## Goal of the exercise:
Print every line of the data word for word.
-- Opening Marker --
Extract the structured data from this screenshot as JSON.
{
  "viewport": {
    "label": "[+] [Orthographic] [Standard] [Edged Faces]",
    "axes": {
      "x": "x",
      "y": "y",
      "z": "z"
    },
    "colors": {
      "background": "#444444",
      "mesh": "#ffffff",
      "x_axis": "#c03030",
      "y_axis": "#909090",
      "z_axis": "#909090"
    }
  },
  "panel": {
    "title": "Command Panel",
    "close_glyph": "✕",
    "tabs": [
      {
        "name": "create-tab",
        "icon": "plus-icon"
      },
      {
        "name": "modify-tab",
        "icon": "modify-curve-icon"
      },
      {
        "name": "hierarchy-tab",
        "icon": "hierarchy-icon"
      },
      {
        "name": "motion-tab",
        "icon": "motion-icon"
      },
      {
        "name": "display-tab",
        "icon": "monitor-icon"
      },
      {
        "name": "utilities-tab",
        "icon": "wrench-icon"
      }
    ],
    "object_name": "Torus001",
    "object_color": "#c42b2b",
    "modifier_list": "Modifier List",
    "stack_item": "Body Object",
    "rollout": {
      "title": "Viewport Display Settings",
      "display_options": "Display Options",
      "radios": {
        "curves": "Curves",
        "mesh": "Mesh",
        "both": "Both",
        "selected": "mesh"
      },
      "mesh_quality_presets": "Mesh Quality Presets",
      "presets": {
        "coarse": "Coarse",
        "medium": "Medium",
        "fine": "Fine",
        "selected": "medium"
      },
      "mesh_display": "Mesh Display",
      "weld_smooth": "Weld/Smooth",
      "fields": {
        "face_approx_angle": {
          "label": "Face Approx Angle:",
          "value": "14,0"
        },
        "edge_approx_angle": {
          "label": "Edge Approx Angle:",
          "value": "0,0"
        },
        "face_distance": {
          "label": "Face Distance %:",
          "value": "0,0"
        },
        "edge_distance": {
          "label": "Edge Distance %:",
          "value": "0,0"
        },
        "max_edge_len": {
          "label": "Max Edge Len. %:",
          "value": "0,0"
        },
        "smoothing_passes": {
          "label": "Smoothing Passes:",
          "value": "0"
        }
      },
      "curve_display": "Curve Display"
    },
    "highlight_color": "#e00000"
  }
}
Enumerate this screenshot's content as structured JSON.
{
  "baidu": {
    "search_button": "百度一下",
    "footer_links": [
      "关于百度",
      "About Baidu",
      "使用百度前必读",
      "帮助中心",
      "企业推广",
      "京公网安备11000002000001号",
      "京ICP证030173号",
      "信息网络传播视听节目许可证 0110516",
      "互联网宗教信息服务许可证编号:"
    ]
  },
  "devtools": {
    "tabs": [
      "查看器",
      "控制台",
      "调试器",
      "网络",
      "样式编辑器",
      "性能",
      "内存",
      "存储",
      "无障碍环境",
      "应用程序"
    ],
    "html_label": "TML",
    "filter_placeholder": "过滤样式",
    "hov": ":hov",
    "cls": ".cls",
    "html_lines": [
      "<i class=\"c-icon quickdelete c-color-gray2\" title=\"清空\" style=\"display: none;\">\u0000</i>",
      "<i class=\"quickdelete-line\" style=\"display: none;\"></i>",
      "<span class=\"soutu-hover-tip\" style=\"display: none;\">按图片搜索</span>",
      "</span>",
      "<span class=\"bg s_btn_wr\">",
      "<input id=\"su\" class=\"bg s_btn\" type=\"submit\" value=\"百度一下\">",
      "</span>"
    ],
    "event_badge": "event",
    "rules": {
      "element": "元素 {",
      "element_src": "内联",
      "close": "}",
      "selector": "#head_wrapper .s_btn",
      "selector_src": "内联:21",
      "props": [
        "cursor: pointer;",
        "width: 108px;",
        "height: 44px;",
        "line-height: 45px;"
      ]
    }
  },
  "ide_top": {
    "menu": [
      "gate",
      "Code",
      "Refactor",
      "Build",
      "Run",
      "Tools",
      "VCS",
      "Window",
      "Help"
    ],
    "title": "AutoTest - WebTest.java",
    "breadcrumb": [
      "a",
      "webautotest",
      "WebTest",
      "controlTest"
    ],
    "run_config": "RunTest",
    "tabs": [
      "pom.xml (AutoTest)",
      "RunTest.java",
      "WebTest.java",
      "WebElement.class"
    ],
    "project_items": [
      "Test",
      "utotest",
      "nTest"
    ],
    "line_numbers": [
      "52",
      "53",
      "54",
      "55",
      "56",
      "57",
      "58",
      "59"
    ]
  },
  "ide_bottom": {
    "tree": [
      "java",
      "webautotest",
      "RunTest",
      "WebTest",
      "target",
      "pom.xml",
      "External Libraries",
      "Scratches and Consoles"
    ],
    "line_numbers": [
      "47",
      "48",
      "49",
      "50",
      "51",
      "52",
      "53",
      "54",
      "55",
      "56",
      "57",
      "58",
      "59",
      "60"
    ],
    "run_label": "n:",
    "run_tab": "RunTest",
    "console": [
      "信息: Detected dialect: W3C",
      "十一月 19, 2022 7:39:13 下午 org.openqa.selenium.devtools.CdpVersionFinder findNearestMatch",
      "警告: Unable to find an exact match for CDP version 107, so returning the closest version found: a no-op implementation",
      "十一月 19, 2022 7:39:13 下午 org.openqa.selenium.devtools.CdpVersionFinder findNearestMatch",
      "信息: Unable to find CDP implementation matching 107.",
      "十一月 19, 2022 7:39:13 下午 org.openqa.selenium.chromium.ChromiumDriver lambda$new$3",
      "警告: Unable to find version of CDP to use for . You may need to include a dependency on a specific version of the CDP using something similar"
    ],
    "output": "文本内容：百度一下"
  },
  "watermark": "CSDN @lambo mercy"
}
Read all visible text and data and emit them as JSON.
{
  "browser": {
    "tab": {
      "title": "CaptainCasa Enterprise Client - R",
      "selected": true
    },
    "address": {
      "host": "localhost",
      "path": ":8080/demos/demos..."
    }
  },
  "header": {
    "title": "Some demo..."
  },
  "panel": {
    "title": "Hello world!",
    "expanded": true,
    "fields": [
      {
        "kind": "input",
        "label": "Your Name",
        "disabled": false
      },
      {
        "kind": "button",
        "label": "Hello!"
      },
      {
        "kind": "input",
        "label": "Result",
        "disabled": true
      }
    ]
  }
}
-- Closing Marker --
## Completed task:
Extract the structured data from this screenshot as JSON.
{
  "viewport": {
    "label": "[+] [Orthographic] [Standard] [Edged Faces]",
    "axes": {
      "x": "x",
      "y": "y",
      "z": "z"
    },
    "colors": {
      "background": "#444444",
      "mesh": "#ffffff",
      "x_axis": "#c03030",
      "y_axis": "#909090",
      "z_axis": "#909090"
    }
  },
  "panel": {
    "title": "Command Panel",
    "close_glyph": "✕",
    "tabs": [
      {
        "name": "create-tab",
        "icon": "plus-icon"
      },
      {
        "name": "modify-tab",
        "icon": "modify-curve-icon"
      },
      {
        "name": "hierarchy-tab",
        "icon": "hierarchy-icon"
      },
      {
        "name": "motion-tab",
        "icon": "motion-icon"
      },
      {
        "name": "display-tab",
        "icon": "monitor-icon"
      },
      {
        "name": "utilities-tab",
        "icon": "wrench-icon"
      }
    ],
    "object_name": "Torus001",
    "object_color": "#c42b2b",
    "modifier_list": "Modifier List",
    "stack_item": "Body Object",
    "rollout": {
      "title": "Viewport Display Settings",
      "display_options": "Display Options",
      "radios": {
        "curves": "Curves",
        "mesh": "Mesh",
        "both": "Both",
        "selected": "mesh"
      },
      "mesh_quality_presets": "Mesh Quality Presets",
      "presets": {
        "coarse": "Coarse",
        "medium": "Medium",
        "fine": "Fine",
        "selected": "medium"
      },
      "mesh_display": "Mesh Display",
      "weld_smooth": "Weld/Smooth",
      "fields": {
        "face_approx_angle": {
          "label": "Face Approx Angle:",
          "value": "14,0"
        },
        "edge_approx_angle": {
          "label": "Edge Approx Angle:",
          "value": "0,0"
        },
        "face_distance": {
          "label": "Face Distance %:",
          "value": "0,0"
        },
        "edge_distance": {
          "label": "Edge Distance %:",
          "value": "0,0"
        },
        "max_edge_len": {
          "label": "Max Edge Len. %:",
          "value": "0,0"
        },
        "smoothing_passes": {
          "label": "Smoothing Passes:",
          "value": "0"
        }
      },
      "curve_display": "Curve Display"
    },
    "highlight_color": "#e00000"
  }
}
Enumerate this screenshot's content as structured JSON.
{
  "baidu": {
    "search_button": "百度一下",
    "footer_links": [
      "关于百度",
      "About Baidu",
      "使用百度前必读",
      "帮助中心",
      "企业推广",
      "京公网安备11000002000001号",
      "京ICP证030173号",
      "信息网络传播视听节目许可证 0110516",
      "互联网宗教信息服务许可证编号:"
    ]
  },
  "devtools": {
    "tabs": [
      "查看器",
      "控制台",
      "调试器",
      "网络",
      "样式编辑器",
      "性能",
      "内存",
      "存储",
      "无障碍环境",
      "应用程序"
    ],
    "html_label": "TML",
    "filter_placeholder": "过滤样式",
    "hov": ":hov",
    "cls": ".cls",
    "html_lines": [
      "<i class=\"c-icon quickdelete c-color-gray2\" title=\"清空\" style=\"display: none;\">\u0000</i>",
      "<i class=\"quickdelete-line\" style=\"display: none;\"></i>",
      "<span class=\"soutu-hover-tip\" style=\"display: none;\">按图片搜索</span>",
      "</span>",
      "<span class=\"bg s_btn_wr\">",
      "<input id=\"su\" class=\"bg s_btn\" type=\"submit\" value=\"百度一下\">",
      "</span>"
    ],
    "event_badge": "event",
    "rules": {
      "element": "元素 {",
      "element_src": "内联",
      "close": "}",
      "selector": "#head_wrapper .s_btn",
      "selector_src": "内联:21",
      "props": [
        "cursor: pointer;",
        "width: 108px;",
        "height: 44px;",
        "line-height: 45px;"
      ]
    }
  },
  "ide_top": {
    "menu": [
      "gate",
      "Code",
      "Refactor",
      "Build",
      "Run",
      "Tools",
      "VCS",
      "Window",
      "Help"
    ],
    "title": "AutoTest - WebTest.java",
    "breadcrumb": [
      "a",
      "webautotest",
      "WebTest",
      "controlTest"
    ],
    "run_config": "RunTest",
    "tabs": [
      "pom.xml (AutoTest)",
      "RunTest.java",
      "WebTest.java",
      "WebElement.class"
    ],
    "project_items": [
      "Test",
      "utotest",
      "nTest"
    ],
    "line_numbers": [
      "52",
      "53",
      "54",
      "55",
      "56",
      "57",
      "58",
      "59"
    ]
  },
  "ide_bottom": {
    "tree": [
      "java",
      "webautotest",
      "RunTest",
      "WebTest",
      "target",
      "pom.xml",
      "External Libraries",
      "Scratches and Consoles"
    ],
    "line_numbers": [
      "47",
      "48",
      "49",
      "50",
      "51",
      "52",
      "53",
      "54",
      "55",
      "56",
      "57",
      "58",
      "59",
      "60"
    ],
    "run_label": "n:",
    "run_tab": "RunTest",
    "console": [
      "信息: Detected dialect: W3C",
      "十一月 19, 2022 7:39:13 下午 org.openqa.selenium.devtools.CdpVersionFinder findNearestMatch",
      "警告: Unable to find an exact match for CDP version 107, so returning the closest version found: a no-op implementation",
      "十一月 19, 2022 7:39:13 下午 org.openqa.selenium.devtools.CdpVersionFinder findNearestMatch",
      "信息: Unable to find CDP implementation matching 107.",
      "十一月 19, 2022 7:39:13 下午 org.openqa.selenium.chromium.ChromiumDriver lambda$new$3",
      "警告: Unable to find version of CDP to use for . You may need to include a dependency on a specific version of the CDP using something similar"
    ],
    "output": "文本内容：百度一下"
  },
  "watermark": "CSDN @lambo mercy"
}
Read all visible text and data and emit them as JSON.
{
  "browser": {
    "tab": {
      "title": "CaptainCasa Enterprise Client - R",
      "selected": true
    },
    "address": {
      "host": "localhost",
      "path": ":8080/demos/demos..."
    }
  },
  "header": {
    "title": "Some demo..."
  },
  "panel": {
    "title": "Hello world!",
    "expanded": true,
    "fields": [
      {
        "kind": "input",
        "label": "Your Name",
        "disabled": false
      },
      {
        "kind": "button",
        "label": "Hello!"
      },
      {
        "kind": "input",
        "label": "Result",
        "disabled": true
      }
    ]
  }
}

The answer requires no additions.